- [Your goal] Say, as a bare number, how many lines of the listing contain "Vegas".

- [Material shown]
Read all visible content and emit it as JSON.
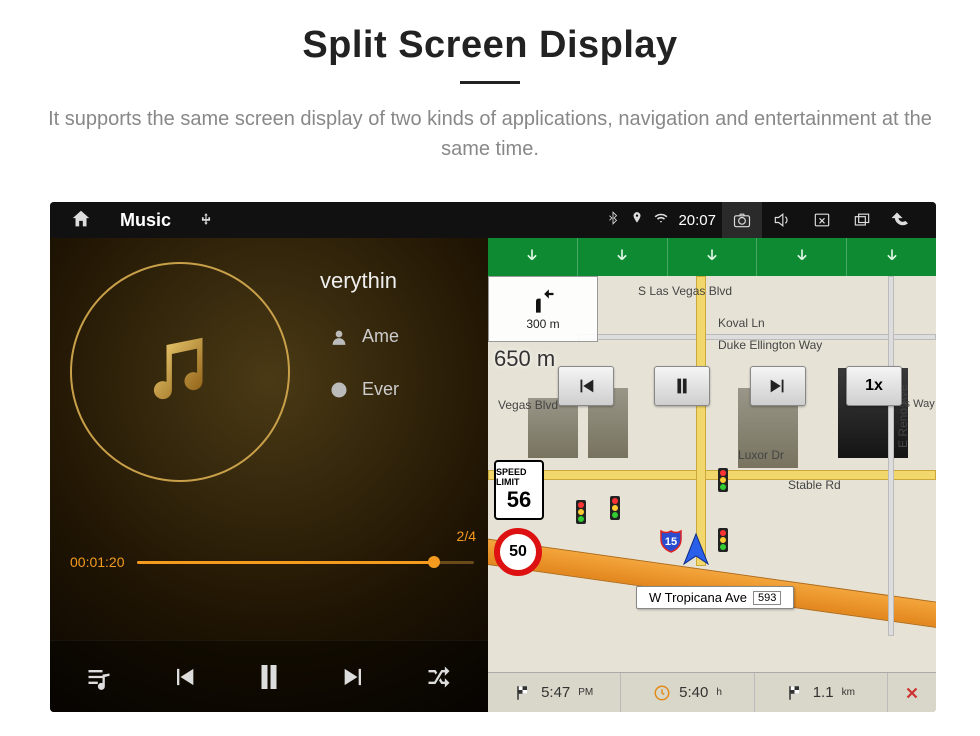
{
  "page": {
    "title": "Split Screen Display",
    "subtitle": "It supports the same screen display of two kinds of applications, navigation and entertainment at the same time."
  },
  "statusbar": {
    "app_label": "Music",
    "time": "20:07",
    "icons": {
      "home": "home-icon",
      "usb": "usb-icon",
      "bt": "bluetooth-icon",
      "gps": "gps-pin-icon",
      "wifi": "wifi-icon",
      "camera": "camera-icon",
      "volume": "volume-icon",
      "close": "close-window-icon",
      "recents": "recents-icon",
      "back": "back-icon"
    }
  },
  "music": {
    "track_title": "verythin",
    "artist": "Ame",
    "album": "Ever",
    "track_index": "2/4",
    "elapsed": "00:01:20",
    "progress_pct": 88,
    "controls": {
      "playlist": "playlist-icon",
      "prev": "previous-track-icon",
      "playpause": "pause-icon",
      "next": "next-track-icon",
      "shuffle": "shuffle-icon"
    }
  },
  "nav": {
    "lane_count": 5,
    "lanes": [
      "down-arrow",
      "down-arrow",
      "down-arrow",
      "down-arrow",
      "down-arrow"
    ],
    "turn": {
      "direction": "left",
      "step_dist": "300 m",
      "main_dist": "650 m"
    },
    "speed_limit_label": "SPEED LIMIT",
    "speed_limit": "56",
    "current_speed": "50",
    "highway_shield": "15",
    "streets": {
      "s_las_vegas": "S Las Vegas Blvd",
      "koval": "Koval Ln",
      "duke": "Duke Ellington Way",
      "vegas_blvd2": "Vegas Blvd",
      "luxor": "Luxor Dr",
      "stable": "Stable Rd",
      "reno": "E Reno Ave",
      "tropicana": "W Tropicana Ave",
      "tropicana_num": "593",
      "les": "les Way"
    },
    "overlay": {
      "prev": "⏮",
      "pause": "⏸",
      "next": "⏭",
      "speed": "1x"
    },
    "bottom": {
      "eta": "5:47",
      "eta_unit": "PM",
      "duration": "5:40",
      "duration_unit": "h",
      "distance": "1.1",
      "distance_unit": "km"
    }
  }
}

- [Result] 2